<!-- Reducing the need to escape quotes -->
In Fluid, when you nest ViewHelper expressions, you are required
to escape any nested quotes. This can quickly become difficult:

<f:render partial="Foobar" arguments="{
  label: '{f:if(condition: lll, then:
  \'{f:translate(key: \\'mylabel\\')}\',
  else: \'foobar\')}
}" />

Since the number of escapes must always increase by one for every
time you use a new pair of quotes, it can quickly become too
difficult to manage.

There is however a way to avoid it: by assigning intermediate
variables and whenever possible, passing content as child node
instead of using a named argument.

{f:translate(key: 'mylabel')
  -> f:if(condition: lll, else: 'foobar')
  -> f:variable(name: 'label')}
<f:render partial="Foobar" arguments="{label: label}" />

Three tricks are used to reduce the need to use quotes:
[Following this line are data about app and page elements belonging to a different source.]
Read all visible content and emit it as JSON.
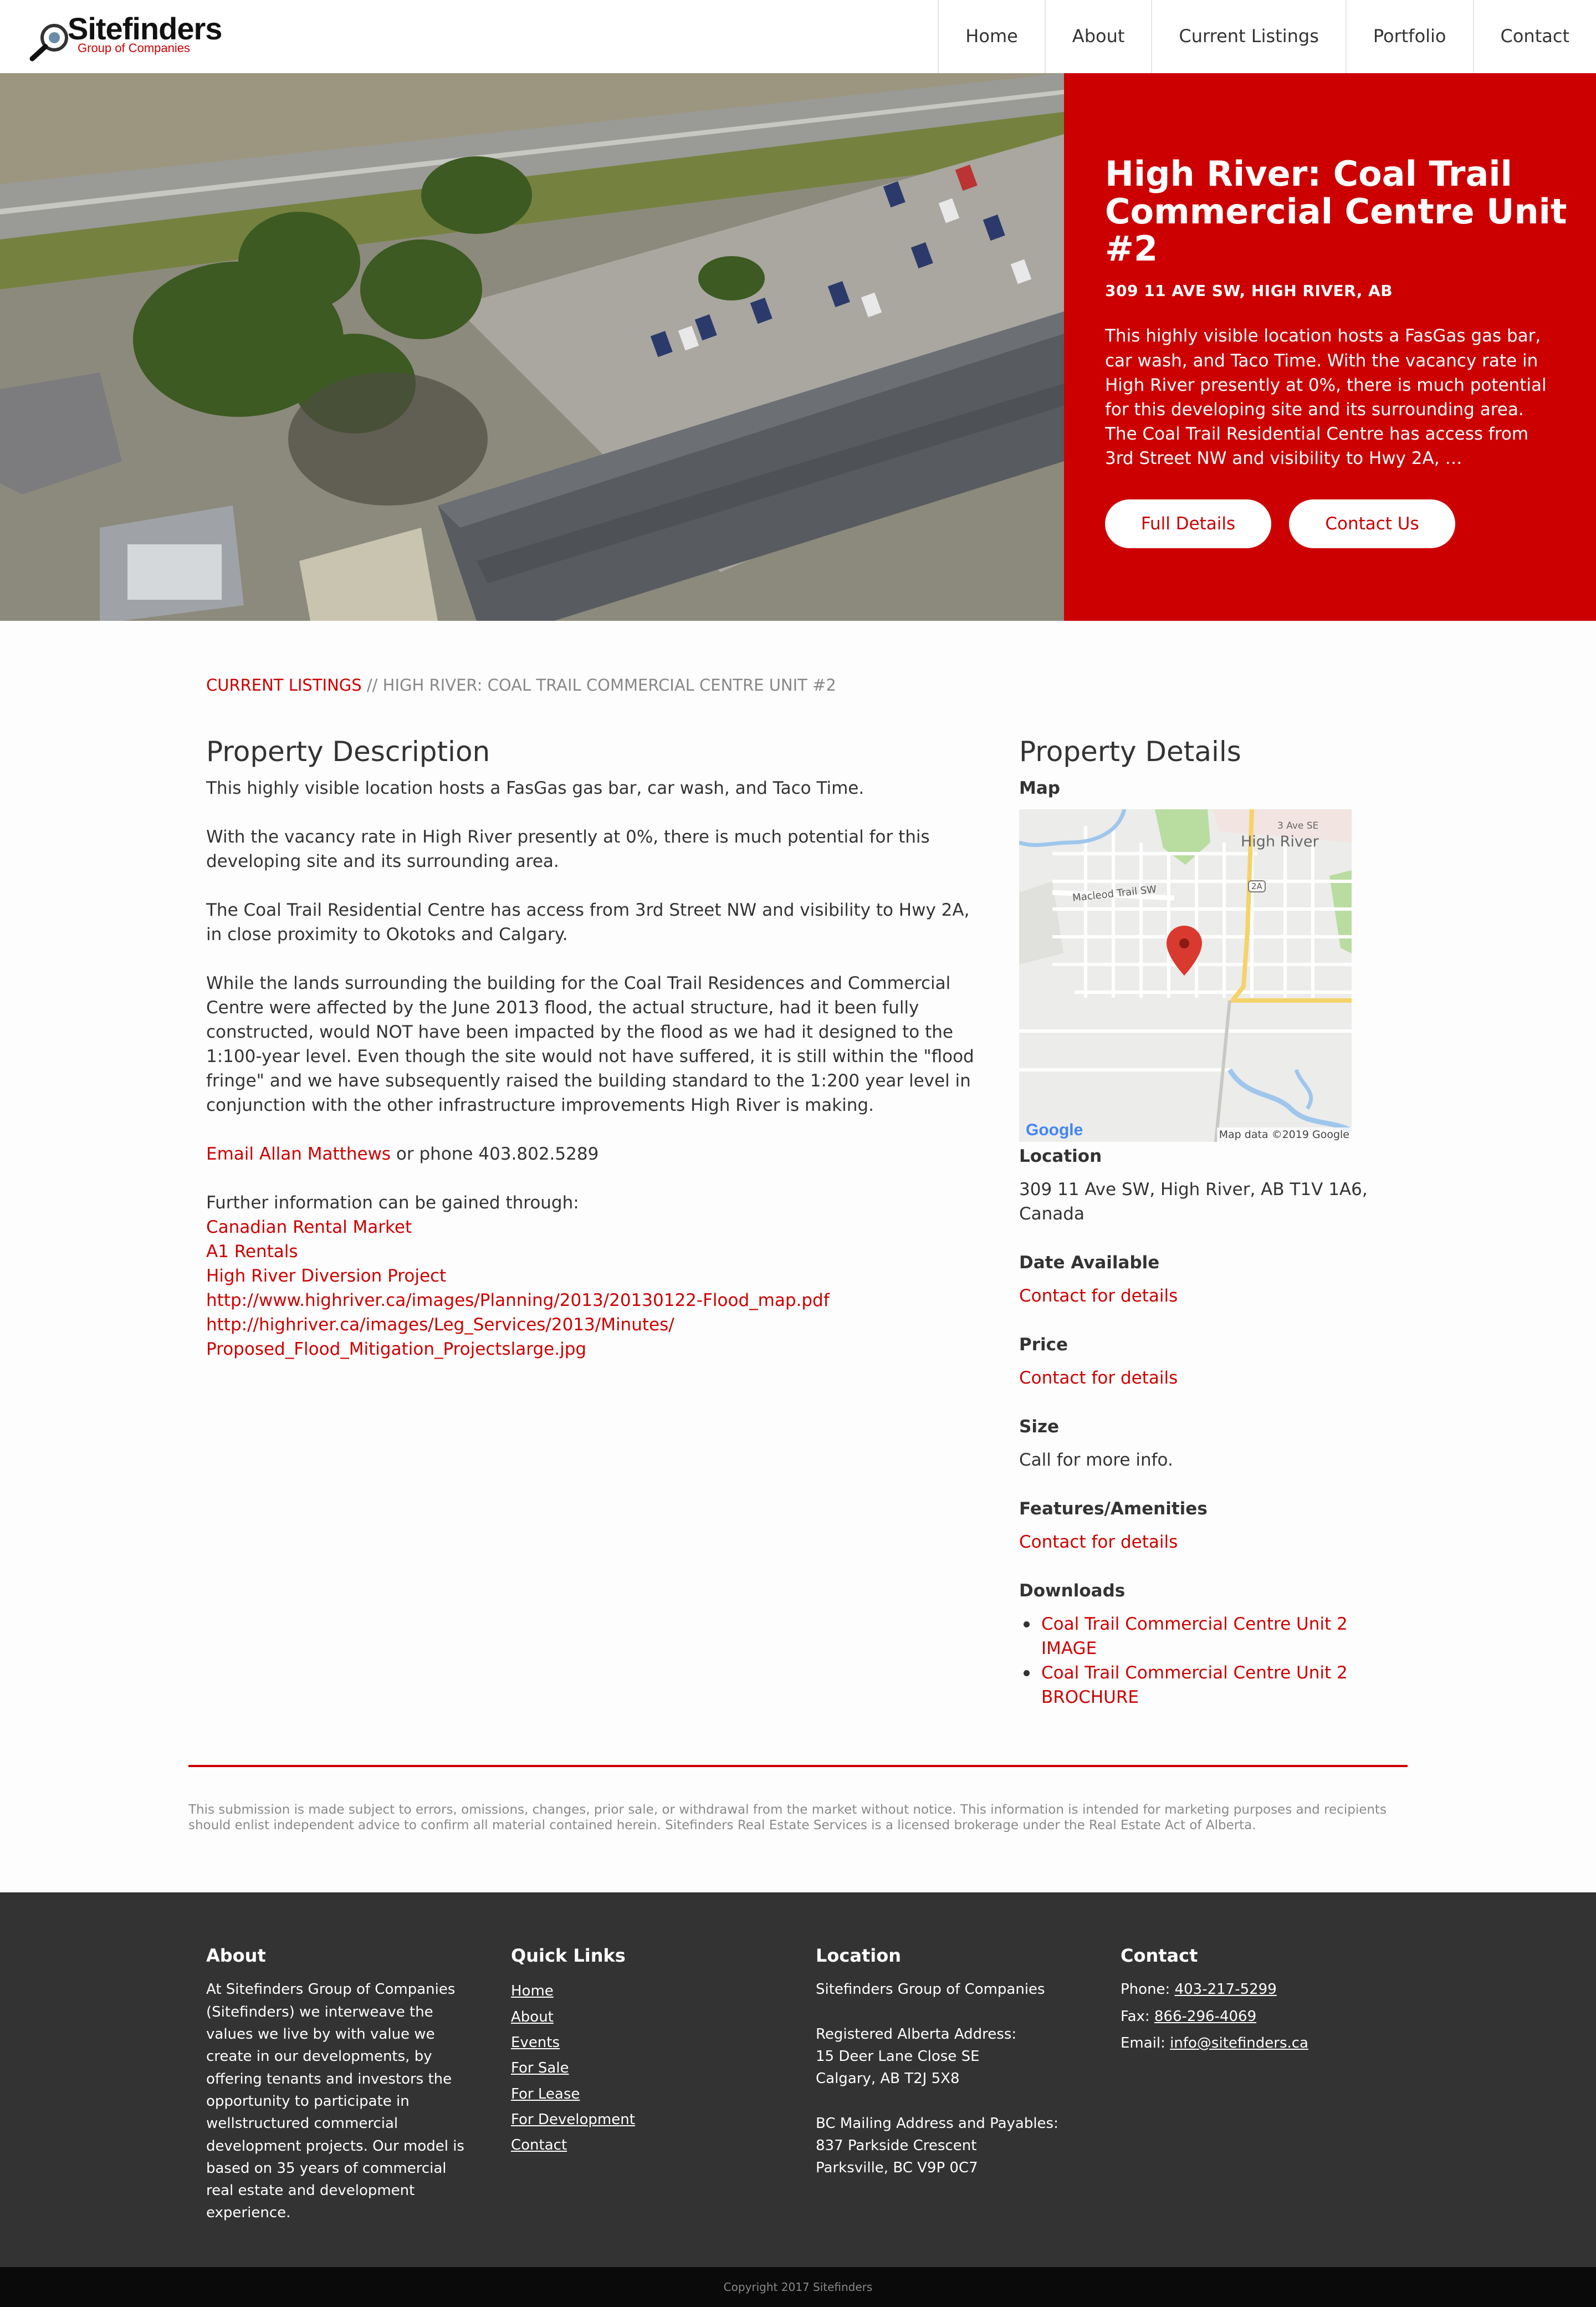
{
  "header": {
    "logo_name": "Sitefinders",
    "logo_sub": "Group of Companies",
    "nav": [
      "Home",
      "About",
      "Current Listings",
      "Portfolio",
      "Contact"
    ]
  },
  "hero": {
    "title": "High River: Coal Trail Commercial Centre Unit #2",
    "address": "309 11 AVE SW, HIGH RIVER, AB",
    "text": "This highly visible location hosts a FasGas gas bar, car wash, and Taco Time. With the vacancy rate in High River presently at 0%, there is much potential for this developing site and its surrounding area. The Coal Trail Residential Centre has access from 3rd Street NW and visibility to Hwy 2A, …",
    "full_details_label": "Full Details",
    "contact_label": "Contact Us"
  },
  "breadcrumb": {
    "link": "CURRENT LISTINGS",
    "separator": " // ",
    "current": "HIGH RIVER: COAL TRAIL COMMERCIAL CENTRE UNIT #2"
  },
  "description": {
    "title": "Property Description",
    "paragraphs": [
      "This highly visible location hosts a FasGas gas bar, car wash, and Taco Time.",
      "With the vacancy rate in High River presently at 0%, there is much potential for this developing site and its surrounding area.",
      "The Coal Trail Residential Centre has access from 3rd Street NW and visibility to Hwy 2A, in close proximity to Okotoks and Calgary.",
      "While the lands surrounding the building for the Coal Trail Residences and Commercial Centre were affected by the June 2013 flood, the actual structure, had it been fully constructed, would NOT have been impacted by the flood as we had it designed to the 1:100-year level. Even though the site would not have suffered, it is still within the \"flood fringe\" and we have subsequently raised the building standard to the 1:200 year level in conjunction with the other infrastructure improvements High River is making."
    ],
    "email_link": "Email Allan Matthews",
    "phone_text": " or phone 403.802.5289",
    "further_info": "Further information can be gained through:",
    "links": [
      "Canadian Rental Market",
      "A1 Rentals",
      "High River Diversion Project",
      "http://www.highriver.ca/images/Planning/2013/20130122-Flood_map.pdf",
      "http://highriver.ca/images/Leg_Services/2013/Minutes/\nProposed_Flood_Mitigation_Projectslarge.jpg"
    ]
  },
  "details": {
    "title": "Property Details",
    "map_label": "Map",
    "map": {
      "town_label": "High River",
      "street_label": "3 Ave SE",
      "road_label": "Macleod Trail SW",
      "highway_shield": "2A",
      "google_label": "Google",
      "attribution": "Map data ©2019 Google"
    },
    "location_label": "Location",
    "location_value": "309 11 Ave SW, High River, AB T1V 1A6, Canada",
    "date_label": "Date Available",
    "date_value": "Contact for details",
    "price_label": "Price",
    "price_value": "Contact for details",
    "size_label": "Size",
    "size_value": "Call for more info.",
    "features_label": "Features/Amenities",
    "features_value": "Contact for details",
    "downloads_label": "Downloads",
    "downloads": [
      "Coal Trail Commercial Centre Unit 2 IMAGE",
      "Coal Trail Commercial Centre Unit 2 BROCHURE"
    ]
  },
  "disclaimer": "This submission is made subject to errors, omissions, changes, prior sale, or withdrawal from the market without notice. This information is intended for marketing purposes and recipients should enlist independent advice to confirm all material contained herein. Sitefinders Real Estate Services is a licensed brokerage under the Real Estate Act of Alberta.",
  "footer": {
    "about_title": "About",
    "about_text": "At Sitefinders Group of Companies (Sitefinders) we interweave the values we live by with value we create in our developments, by offering tenants and investors the opportunity to participate in wellstructured commercial development projects. Our model is based on 35 years of commercial real estate and development experience.",
    "quick_links_title": "Quick Links",
    "quick_links": [
      "Home",
      "About",
      "Events",
      "For Sale",
      "For Lease",
      "For Development",
      "Contact"
    ],
    "location_title": "Location",
    "location_company": "Sitefinders Group of Companies",
    "alberta_heading": "Registered Alberta Address:",
    "alberta_line1": "15 Deer Lane Close SE",
    "alberta_line2": "Calgary, AB T2J 5X8",
    "bc_heading": "BC Mailing Address and Payables:",
    "bc_line1": "837 Parkside Crescent",
    "bc_line2": "Parksville, BC V9P 0C7",
    "contact_title": "Contact",
    "phone_label": "Phone: ",
    "phone": "403-217-5299",
    "fax_label": "Fax: ",
    "fax": "866-296-4069",
    "email_label": "Email: ",
    "email": "info@sitefinders.ca"
  },
  "copyright": "Copyright 2017 Sitefinders",
  "colors": {
    "brand_red": "#cc0000",
    "footer_bg": "#333333",
    "copyright_bg": "#0a0a0a"
  }
}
1. Rather than using "then" on f:if to pass a translated label,
   we pass it as the only child node to f:if - same meaning.
2. The arguments that do require quoting, we keep on the same
   "escaping level" so they only require a single quote.
3. A variable is assigned so we can pass the result to other
   ViewHelpers like f:render, without using any quotes at all.

You can combine this strategy with all the preceding tips about
using f:render, inline syntax, f:or and much more.

Happy coding and merry Christmas! 

Benefit 1: Debugging friendly. If you have a problem with a partial or section failing to render, and you passed variables as escaped, nested inline syntax, debugging the variable can be difficult if you can't render the partial or section. With this: f:comment, f:debug variable.

Benefit 2: Easier to work with mock variables. For example, your prototype stage may receive a big set of mocked variables that you then pass to f:render to render dummies during development. With this strategy, you can selectively replace each of those mock variables as you go.

Benefit 3: Because your variables can be assigned elsewhere than they are used, you can collect all the "nasty" syntax in one place and thoroughly document it with comments. And they become much easier to replace with variables from other sources, e.g. migrating TS object to VH.

Benefit 4: Most obviously though, this strategy makes the rest of the template far cleaner to read since most of it will simply be dealing with f:if and f:render to output or pass your assigned variables.



Please remember to head over to the originial Tweets by Claus to thank him for this list of useful Fluid tips & tricks. And please remember that every occurence of "I" in the texts above refers to him as well :).

And: Have fun with Fluid and TYPO3 in the new year!